Records excerpted from a collection

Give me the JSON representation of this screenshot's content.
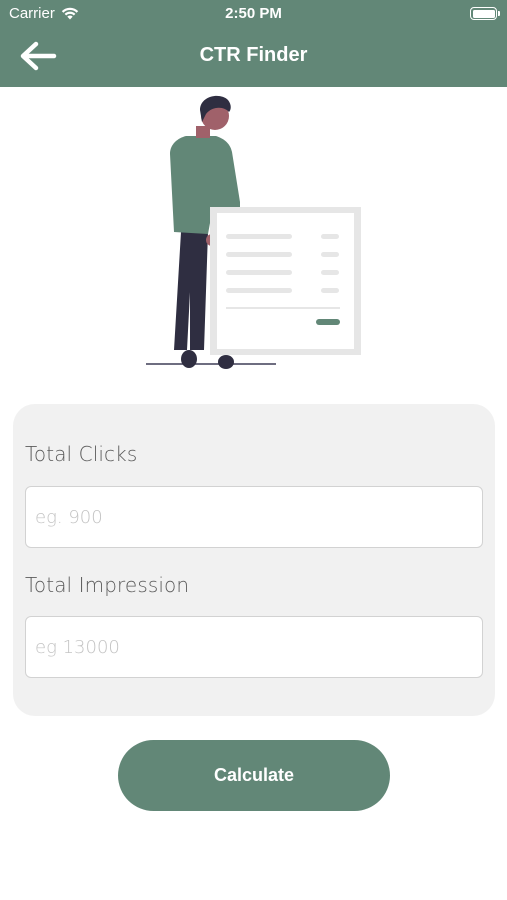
{
  "status_bar": {
    "carrier": "Carrier",
    "time": "2:50 PM",
    "battery_level": 1.0
  },
  "header": {
    "title": "CTR Finder",
    "back_icon": "arrow-left-icon"
  },
  "form": {
    "clicks": {
      "label": "Total Clicks",
      "placeholder": "eg. 900",
      "value": ""
    },
    "impressions": {
      "label": "Total Impression",
      "placeholder": "eg 13000",
      "value": ""
    }
  },
  "actions": {
    "calculate_label": "Calculate"
  },
  "colors": {
    "primary": "#628777",
    "card": "#f1f1f1",
    "text_label": "#5b5b5b",
    "placeholder": "#c4c4c4"
  }
}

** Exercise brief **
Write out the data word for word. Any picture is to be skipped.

** Answer box **
Give me the JSON representation of this screenshot's content.
{
  "status_bar": {
    "carrier": "Carrier",
    "time": "2:50 PM",
    "battery_level": 1.0
  },
  "header": {
    "title": "CTR Finder",
    "back_icon": "arrow-left-icon"
  },
  "form": {
    "clicks": {
      "label": "Total Clicks",
      "placeholder": "eg. 900",
      "value": ""
    },
    "impressions": {
      "label": "Total Impression",
      "placeholder": "eg 13000",
      "value": ""
    }
  },
  "actions": {
    "calculate_label": "Calculate"
  },
  "colors": {
    "primary": "#628777",
    "card": "#f1f1f1",
    "text_label": "#5b5b5b",
    "placeholder": "#c4c4c4"
  }
}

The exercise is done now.